organised sector will be forced to have 24% of their salaries mandatorily deposited with EPFO

Once the government raised the minimum wage, it was not surprising the Employees Provident Fund Organisation (EPFO) began clamouring for a hike in the ceiling wage beyond which monthly contributions to EPFO are not mandatory—most organisations, though, deduct EPFO for even higher-paid employees as labour bureaucrats seem to feel it is mandatory. So, after raising the ceiling from `6,500 per month to `15,000 in 2014, this has now been raised to `25,000.
Immediately, 50 lakh more employees in the organised sector will be forced to have 24% of their salaries mandatorily deposited with EPFO. Given the virtually non-existent social security India has, it is not surprising the government would want to get more people to save in EPFO-like retirement schemes, but it needs to look at the costs of doing so. Indeed, it is the high costs of the EPFO that made finance minister Arun Jaitley, in one of his budget speeches, talk of how the EPFO was said to have hostages, not subscribers—such is the EPFO’s power, though, Jaitley has not managed to free the hostages to allow them to invest elsewhere.

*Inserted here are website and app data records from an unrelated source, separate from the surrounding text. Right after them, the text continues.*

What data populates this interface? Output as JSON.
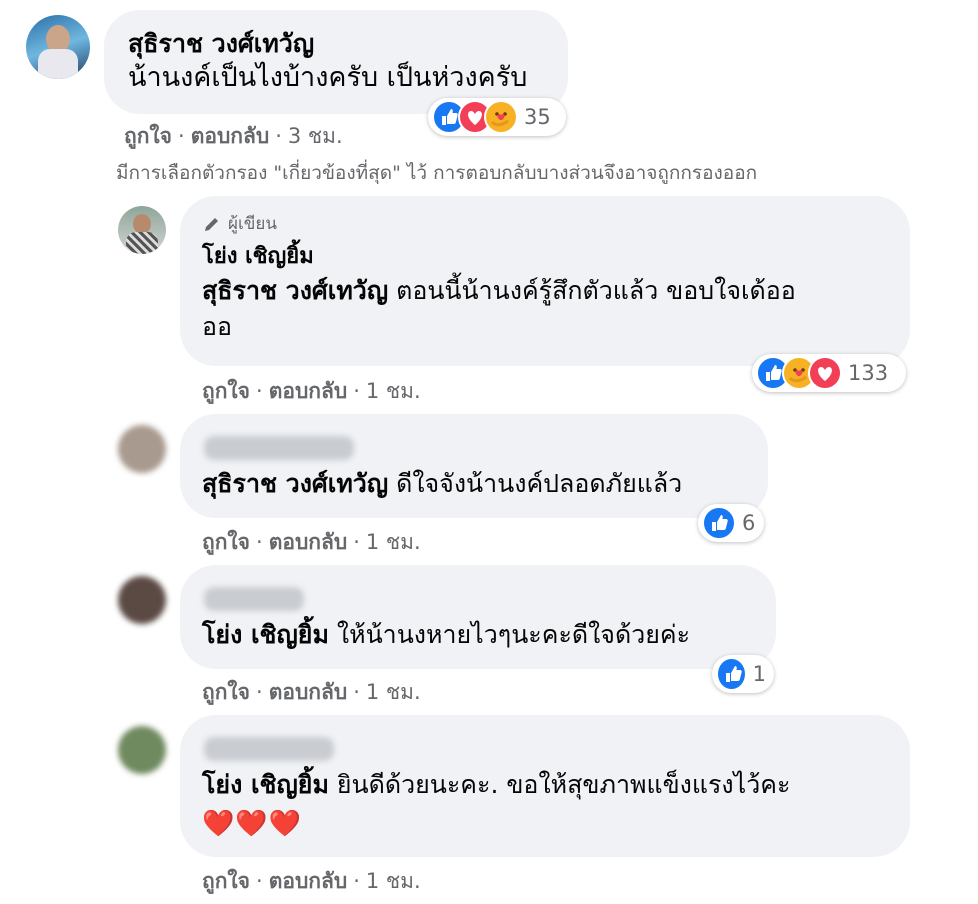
{
  "top_comment": {
    "author": "สุธิราช วงศ์เทวัญ",
    "text": "น้านงค์เป็นไงบ้างครับ เป็นห่วงครับ",
    "like_label": "ถูกใจ",
    "reply_label": "ตอบกลับ",
    "time": "3 ชม.",
    "reaction_count": "35",
    "reactions": [
      "like-icon",
      "love-icon",
      "care-icon"
    ]
  },
  "filter_note": "มีการเลือกตัวกรอง \"เกี่ยวข้องที่สุด\" ไว้ การตอบกลับบางส่วนจึงอาจถูกกรองออก",
  "replies": [
    {
      "author_badge": "ผู้เขียน",
      "author": "โย่ง เชิญยิ้ม",
      "mention": "สุธิราช วงศ์เทวัญ",
      "text_line1": " ตอนนี้น้านงค์รู้สึกตัวแล้ว ขอบใจเด้ออ",
      "text_line2": "ออ",
      "like_label": "ถูกใจ",
      "reply_label": "ตอบกลับ",
      "time": "1 ชม.",
      "reaction_count": "133"
    },
    {
      "mention": "สุธิราช วงศ์เทวัญ",
      "text": " ดีใจจังน้านงค์ปลอดภัยแล้ว",
      "like_label": "ถูกใจ",
      "reply_label": "ตอบกลับ",
      "time": "1 ชม.",
      "reaction_count": "6"
    },
    {
      "mention": "โย่ง เชิญยิ้ม",
      "text": "  ให้น้านงหายไวๆนะคะดีใจด้วยค่ะ",
      "like_label": "ถูกใจ",
      "reply_label": "ตอบกลับ",
      "time": "1 ชม.",
      "reaction_count": "1"
    },
    {
      "mention": "โย่ง เชิญยิ้ม",
      "text": " ยินดีด้วยนะคะ. ขอให้สุขภาพแข็งแรงไว้คะ",
      "emoji": "❤️❤️❤️",
      "like_label": "ถูกใจ",
      "reply_label": "ตอบกลับ",
      "time": "1 ชม."
    }
  ],
  "colors": {
    "like": "#1877f2",
    "love": "#f33e58",
    "care": "#f7b125",
    "bubble": "#f0f2f5",
    "meta": "#65676b"
  }
}
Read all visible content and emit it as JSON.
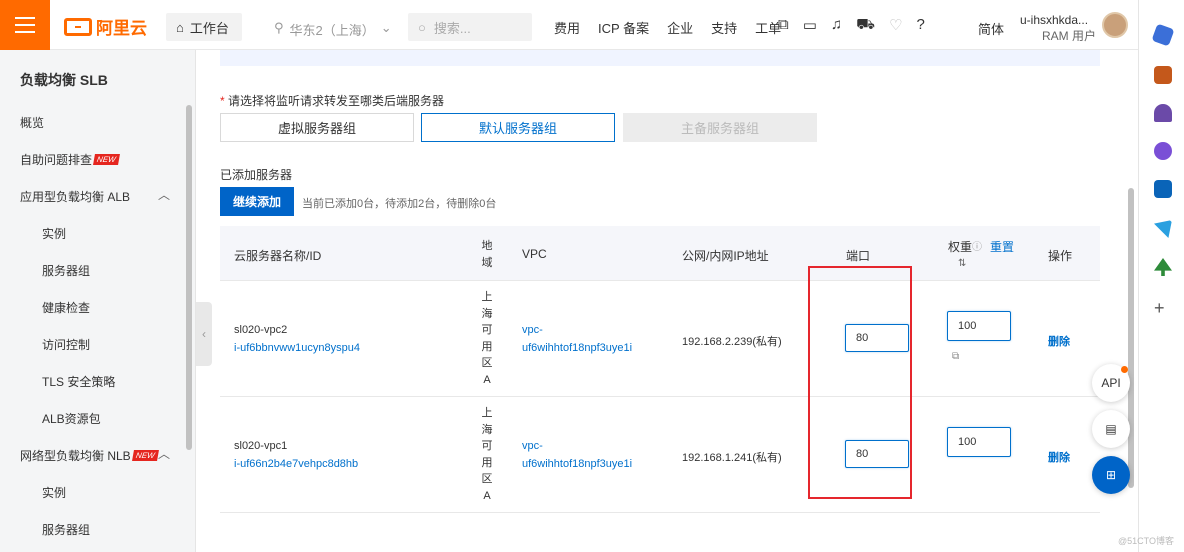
{
  "topbar": {
    "logo_text": "阿里云",
    "workbench_label": "工作台",
    "region_label": "华东2（上海）",
    "search_placeholder": "搜索...",
    "nav": [
      "费用",
      "ICP 备案",
      "企业",
      "支持",
      "工单"
    ],
    "lang_label": "简体",
    "user_name": "u-ihsxhkda...",
    "user_role": "RAM 用户"
  },
  "sidebar": {
    "title": "负载均衡 SLB",
    "items": [
      {
        "label": "概览"
      },
      {
        "label": "自助问题排查",
        "badge": "NEW"
      },
      {
        "label": "应用型负载均衡 ALB"
      },
      {
        "label": "实例"
      },
      {
        "label": "服务器组"
      },
      {
        "label": "健康检查"
      },
      {
        "label": "访问控制"
      },
      {
        "label": "TLS 安全策略"
      },
      {
        "label": "ALB资源包"
      },
      {
        "label": "网络型负载均衡 NLB",
        "badge": "NEW"
      },
      {
        "label": "实例"
      },
      {
        "label": "服务器组"
      }
    ]
  },
  "main": {
    "select_label": "请选择将监听请求转发至哪类后端服务器",
    "required_mark": "*",
    "segments": [
      "虚拟服务器组",
      "默认服务器组",
      "主备服务器组"
    ],
    "added_label": "已添加服务器",
    "continue_button": "继续添加",
    "count_text": "当前已添加0台，待添加2台，待删除0台",
    "table": {
      "headers": {
        "name": "云服务器名称/ID",
        "zone": "地域",
        "vpc": "VPC",
        "ip": "公网/内网IP地址",
        "port": "端口",
        "weight": "权重",
        "reset": "重置",
        "action": "操作"
      },
      "rows": [
        {
          "name": "sl020-vpc2",
          "id": "i-uf6bbnvww1ucyn8yspu4",
          "zone": "上海可用区A",
          "vpc1": "vpc-",
          "vpc2": "uf6wihhtof18npf3uye1i",
          "ip": "192.168.2.239(私有)",
          "port": "80",
          "weight": "100",
          "action": "删除"
        },
        {
          "name": "sl020-vpc1",
          "id": "i-uf66n2b4e7vehpc8d8hb",
          "zone": "上海可用区A",
          "vpc1": "vpc-",
          "vpc2": "uf6wihhtof18npf3uye1i",
          "ip": "192.168.1.241(私有)",
          "port": "80",
          "weight": "100",
          "action": "删除"
        }
      ]
    }
  },
  "floating": {
    "api_label": "API"
  },
  "watermark": "@51CTO博客",
  "colors": {
    "accent": "#ff6a00",
    "primary": "#0064c8",
    "link": "#0070cc",
    "highlight": "#e5262d"
  }
}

While, till recently, the EPFO didn’t even invest in the stock markets, it charged a fee that was so high—3.3% of monthly contributions—it made it the world’s most expensive mutual fund. In FY15, it earned `4,904 crore on this account and even if you assume all of its `1,766 crore expenditure was kosher, it ended up with a surplus of `3,137 crore. Other government-run schemes, like the Employee State Insurance, similarly make huge surpluses from employees who have no option but to subscribe to them—the ESI’s payout ratios are in the 45-50% range as compared to over 90% for most private insurers, indicating just how much extra premium it charges. Thanks to EPFO-ESI type of deductions, the Economic Survey 2016-17 points out people who earn under `20,000 a month receive only 55% of their salary in hand—this huge difference between chitthiwali and haathwali salary makes unorganised sector employment more attractive. Ironically, it is to eliminate this distortion that, for instance, the government came out with a package for the apparel industry as well as for some others that allowed workers to escape the mandatory EPFO tax. So, on the one hand, the government plans several carve-outs to allow workers to escape from the EPFO, and on the other, it makes it more difficult for workers to escape by raising the EPFO ceiling. The government’s left hand, as the old saw goes, doesn’t know what its right is doing.